Heraclitus of Ephesus (c. 540 BC - c. 480 BC), Greek philosopher
Everything flows and nothing stays.
You can't step twice into the same river.
The road up and the road down are one and the same.
A man's character is his fate.
Bias of Priene (c. 566 BC) Greek one of Seven sages
It is better to decide a difference between enemies than friends, for one of our friends will certainly become an enemy and one of our enemies a friend.
Most men are bad.
Speak of the gods as they are.
Themistocles (514? BC - 449 BC) Athenian statesman and commander
I never learned how to tune a harp, or play upon a lute; but I know how to raise a small and inconsiderable city to glory and greatness.
Strike, not hear. Strike, but hear me.
Anaxagoras (c. 500 BC - c. 428 BC) Greek philosopher and scientist
Appearances are a glimpse of the unseen.
Protagoras (490? BC - 420? BC), Greek sophist and philosopher
Man is the measure of all things.
Leontinus Gorgias (483 BC - 375 BC) Greek sophist and rhetorician
In arguing one should meet serious pleading with humor, and humor with serious pleading.
Antisthenes (444 BC - c. 371 BC), Greek philosopher and founder of Cynic school
We must not contradict, but instruct him that contradicts us; for a madman is not cured by another running mad also.
Isocrates (436 BC - 338 BC), Athenian orator
What is got over the devil's back is spent under his belly.
If you be a lover of instruction, you will be well instructed.
Scopas (400 BC - 320 BC) Greek sculptor and architect
It is in these useless and superfluous things that I am rich and happy.
Mencius (371 BC - 289 BC), Chinese philosopher
Human nature is good, just as water seeks low ground.

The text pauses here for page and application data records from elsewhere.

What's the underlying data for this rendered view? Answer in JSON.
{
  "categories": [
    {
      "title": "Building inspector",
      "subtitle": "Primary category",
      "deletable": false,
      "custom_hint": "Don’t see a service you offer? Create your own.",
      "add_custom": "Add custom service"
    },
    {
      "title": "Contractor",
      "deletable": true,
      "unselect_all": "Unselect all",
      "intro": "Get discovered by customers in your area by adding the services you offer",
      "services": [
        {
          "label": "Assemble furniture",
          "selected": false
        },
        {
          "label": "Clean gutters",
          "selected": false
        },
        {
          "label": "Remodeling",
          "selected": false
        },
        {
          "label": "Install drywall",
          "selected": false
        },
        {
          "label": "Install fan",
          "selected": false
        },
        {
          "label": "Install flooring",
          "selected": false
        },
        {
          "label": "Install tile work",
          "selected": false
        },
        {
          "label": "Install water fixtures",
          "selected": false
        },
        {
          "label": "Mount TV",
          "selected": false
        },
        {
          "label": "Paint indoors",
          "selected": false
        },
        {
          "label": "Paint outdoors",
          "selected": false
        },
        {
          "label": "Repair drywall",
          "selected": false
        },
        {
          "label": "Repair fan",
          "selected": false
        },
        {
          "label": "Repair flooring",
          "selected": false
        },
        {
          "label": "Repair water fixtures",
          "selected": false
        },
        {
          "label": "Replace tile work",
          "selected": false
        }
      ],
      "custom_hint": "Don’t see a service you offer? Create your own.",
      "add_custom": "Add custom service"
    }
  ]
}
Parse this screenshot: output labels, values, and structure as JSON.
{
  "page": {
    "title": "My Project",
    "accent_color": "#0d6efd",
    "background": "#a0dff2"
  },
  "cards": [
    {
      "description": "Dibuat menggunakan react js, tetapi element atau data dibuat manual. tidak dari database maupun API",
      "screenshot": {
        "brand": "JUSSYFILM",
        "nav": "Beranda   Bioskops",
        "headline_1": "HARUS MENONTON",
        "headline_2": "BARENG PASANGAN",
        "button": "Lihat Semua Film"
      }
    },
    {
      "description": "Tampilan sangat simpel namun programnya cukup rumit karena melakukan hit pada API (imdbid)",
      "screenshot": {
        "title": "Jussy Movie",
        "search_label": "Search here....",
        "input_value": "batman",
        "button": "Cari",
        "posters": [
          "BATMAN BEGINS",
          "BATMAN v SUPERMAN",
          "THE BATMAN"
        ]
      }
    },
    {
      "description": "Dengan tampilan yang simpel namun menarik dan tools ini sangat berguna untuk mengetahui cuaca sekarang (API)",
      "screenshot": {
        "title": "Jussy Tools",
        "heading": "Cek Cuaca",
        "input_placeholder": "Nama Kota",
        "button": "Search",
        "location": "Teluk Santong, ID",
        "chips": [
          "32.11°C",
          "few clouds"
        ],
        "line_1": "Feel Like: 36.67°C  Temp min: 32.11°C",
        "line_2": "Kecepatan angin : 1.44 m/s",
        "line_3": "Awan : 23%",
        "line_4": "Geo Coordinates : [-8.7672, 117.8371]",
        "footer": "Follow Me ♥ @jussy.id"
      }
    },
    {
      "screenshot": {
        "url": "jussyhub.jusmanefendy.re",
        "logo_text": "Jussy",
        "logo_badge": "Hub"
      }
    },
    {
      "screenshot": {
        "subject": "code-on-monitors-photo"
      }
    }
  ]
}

There is no man who is not good, just as there is no water that does not flow downward.
We survive on adversity and perish in ease and comfort.
What is the most important duty? One's duty toward one's parent.
If the prince of a State love benevolence, he will have no opponent in all the empire.
Men must be decided on what they will not do, and then they are able to act with vigor in what they ought to do.
The great man is he who does not lose his child's heart.
There is no greater delight than to be conscious of sincerity on self-examination.
Chuang Tzu (Zhuangzi) (369 BC - 286 BC), Chinese philosopher
Sound intelligence promises victory in every battle.
The greatest tragedy that can befall a person is the atrophy of his mind.
Philemon (360? BC - 262? BC), Greek poet of new comedy
A just man is not one who does no ill, But he, who with the power, has not the will.
Lady Ho (c. 300 BC), Chinese poet
When a pair of magpies fly together. They do not envy the pair of phoenixes.
Appius Claudius Caecus (c. 312 BC - 278 BC), Roman orator
Each man is the smith of his own fortune.